The NATIONAL COUNCIL FOR THE SOCIAL STUDIES defines social studies as:
…the integrated study of the social sciences and humanities to promote civic competence. Within the school program, social studies provides coordinated, systematic study drawing upon such disciplines as anthropology, archaeology, economics, geography, history, law, philosophy, political science, psychology, religion, and sociology, as well as appropriate content from the humanities, mathematics, and natural sciences. The primary purpose of social studies is to help young people make informed and reasoned decisions for the public good as citizens of a culturally diverse, democratic society in an interdependent world.”
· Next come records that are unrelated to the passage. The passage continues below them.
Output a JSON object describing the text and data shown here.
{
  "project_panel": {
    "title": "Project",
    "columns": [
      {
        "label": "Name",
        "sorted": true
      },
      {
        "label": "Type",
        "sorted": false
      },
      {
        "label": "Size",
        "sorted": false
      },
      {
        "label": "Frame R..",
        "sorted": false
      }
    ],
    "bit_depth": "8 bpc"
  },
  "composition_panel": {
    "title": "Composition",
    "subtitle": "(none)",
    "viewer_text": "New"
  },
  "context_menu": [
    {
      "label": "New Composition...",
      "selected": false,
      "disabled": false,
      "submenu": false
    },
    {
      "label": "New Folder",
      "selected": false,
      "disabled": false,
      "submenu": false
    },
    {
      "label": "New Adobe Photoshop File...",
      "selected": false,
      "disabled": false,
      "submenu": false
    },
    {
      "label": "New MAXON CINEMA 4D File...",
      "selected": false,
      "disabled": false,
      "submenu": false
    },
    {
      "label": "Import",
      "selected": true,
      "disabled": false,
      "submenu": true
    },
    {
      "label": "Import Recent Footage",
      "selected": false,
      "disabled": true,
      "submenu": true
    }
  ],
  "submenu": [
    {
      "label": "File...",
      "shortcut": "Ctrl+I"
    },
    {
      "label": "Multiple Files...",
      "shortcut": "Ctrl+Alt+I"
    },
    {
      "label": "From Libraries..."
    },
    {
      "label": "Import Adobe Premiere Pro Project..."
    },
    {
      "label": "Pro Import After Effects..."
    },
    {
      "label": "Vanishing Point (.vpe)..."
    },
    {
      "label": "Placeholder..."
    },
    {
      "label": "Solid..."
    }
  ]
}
While that is quite the mouthful, it accurately describes the depth and breadth of what we are doing in our social studies classes here everyday at Booth. It is our hope that, through their investigation into World and Georgia Studies, each student becomes not only a more effective global citizen but also more democratically competent. In doing so, whether we are discussing the partitioning of India or the Reconstruction, we are helping students be able to apply inquiry processes and to employ skills of data collection and analysis, collaboration, decision-making, and problem-solving.
It is our goal to produce young people who are knowledgeable, skillful, and committed to both democracy and humanity.